Records for the exercise
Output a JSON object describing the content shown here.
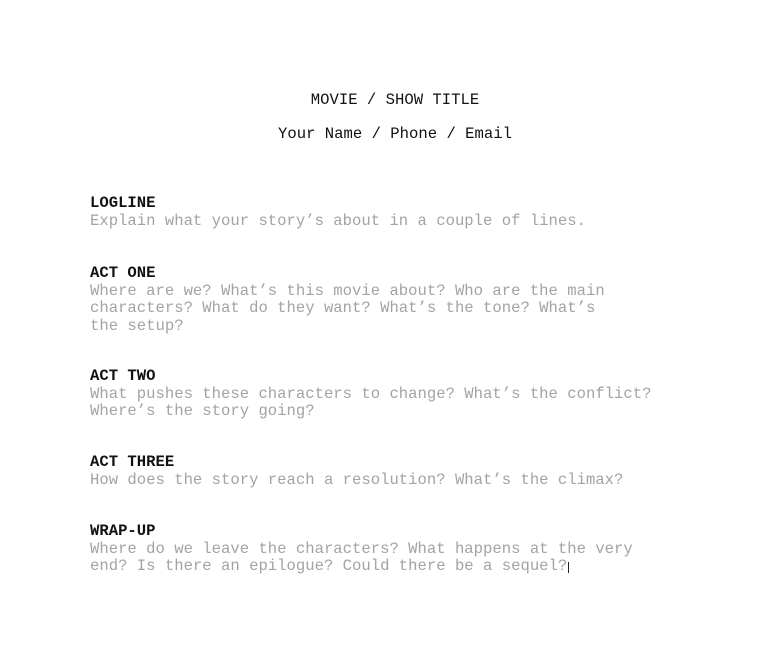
{
  "document": {
    "title": "MOVIE / SHOW TITLE",
    "byline": "Your Name / Phone / Email",
    "sections": [
      {
        "heading": "LOGLINE",
        "lines": [
          "Explain what your story’s about in a couple of lines."
        ]
      },
      {
        "heading": "ACT ONE",
        "lines": [
          "Where are we? What’s this movie about? Who are the main",
          "characters? What do they want? What’s the tone? What’s",
          "the setup?"
        ]
      },
      {
        "heading": "ACT TWO",
        "lines": [
          "What pushes these characters to change? What’s the conflict?",
          "Where’s the story going?"
        ]
      },
      {
        "heading": "ACT THREE",
        "lines": [
          "How does the story reach a resolution? What’s the climax?"
        ]
      },
      {
        "heading": "WRAP-UP",
        "lines": [
          "Where do we leave the characters? What happens at the very",
          "end? Is there an epilogue? Could there be a sequel?"
        ]
      }
    ]
  },
  "colors": {
    "heading_text": "#111111",
    "prompt_text": "#a3a3a3",
    "background": "#ffffff"
  }
}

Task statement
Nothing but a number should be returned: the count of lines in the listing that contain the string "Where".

Your solution
3